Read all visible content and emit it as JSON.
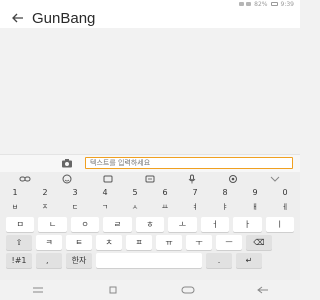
{
  "status_bar": {
    "battery_text": "82%",
    "time": "9:39"
  },
  "app_bar": {
    "back_icon": "arrow-left-icon",
    "title": "GunBang"
  },
  "input": {
    "placeholder": "텍스트를 입력하세요"
  },
  "keyboard": {
    "toolbar_icons": [
      "link-icon",
      "emoji-icon",
      "sticker-icon",
      "gif-icon",
      "mic-icon",
      "settings-icon",
      "chevron-down-icon"
    ],
    "numbers": [
      "1",
      "2",
      "3",
      "4",
      "5",
      "6",
      "7",
      "8",
      "9",
      "0"
    ],
    "row_1": [
      "ㅂ",
      "ㅈ",
      "ㄷ",
      "ㄱ",
      "ㅅ",
      "ㅛ",
      "ㅕ",
      "ㅑ",
      "ㅐ",
      "ㅔ"
    ],
    "row_2": [
      "ㅁ",
      "ㄴ",
      "ㅇ",
      "ㄹ",
      "ㅎ",
      "ㅗ",
      "ㅓ",
      "ㅏ",
      "ㅣ"
    ],
    "shift_label": "⇧",
    "row_3": [
      "ㅋ",
      "ㅌ",
      "ㅊ",
      "ㅍ",
      "ㅠ",
      "ㅜ",
      "ㅡ"
    ],
    "backspace_label": "⌫",
    "symbols_label": "!#1",
    "lang_label": "한자",
    "space_label": "",
    "period_label": ".",
    "enter_label": "↵"
  },
  "nav_bar": {
    "icons": [
      "menu-icon",
      "recent-apps-icon",
      "home-icon",
      "back-nav-icon"
    ]
  }
}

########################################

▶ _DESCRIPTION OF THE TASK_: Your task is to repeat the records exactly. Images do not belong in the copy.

▶ _TASK OUTPUT_:
Read all visible content and emit it as JSON.
{
  "status_bar": {
    "battery_text": "82%",
    "time": "9:39"
  },
  "app_bar": {
    "back_icon": "arrow-left-icon",
    "title": "GunBang"
  },
  "input": {
    "placeholder": "텍스트를 입력하세요"
  },
  "keyboard": {
    "toolbar_icons": [
      "link-icon",
      "emoji-icon",
      "sticker-icon",
      "gif-icon",
      "mic-icon",
      "settings-icon",
      "chevron-down-icon"
    ],
    "numbers": [
      "1",
      "2",
      "3",
      "4",
      "5",
      "6",
      "7",
      "8",
      "9",
      "0"
    ],
    "row_1": [
      "ㅂ",
      "ㅈ",
      "ㄷ",
      "ㄱ",
      "ㅅ",
      "ㅛ",
      "ㅕ",
      "ㅑ",
      "ㅐ",
      "ㅔ"
    ],
    "row_2": [
      "ㅁ",
      "ㄴ",
      "ㅇ",
      "ㄹ",
      "ㅎ",
      "ㅗ",
      "ㅓ",
      "ㅏ",
      "ㅣ"
    ],
    "shift_label": "⇧",
    "row_3": [
      "ㅋ",
      "ㅌ",
      "ㅊ",
      "ㅍ",
      "ㅠ",
      "ㅜ",
      "ㅡ"
    ],
    "backspace_label": "⌫",
    "symbols_label": "!#1",
    "lang_label": "한자",
    "space_label": "",
    "period_label": ".",
    "enter_label": "↵"
  },
  "nav_bar": {
    "icons": [
      "menu-icon",
      "recent-apps-icon",
      "home-icon",
      "back-nav-icon"
    ]
  }
}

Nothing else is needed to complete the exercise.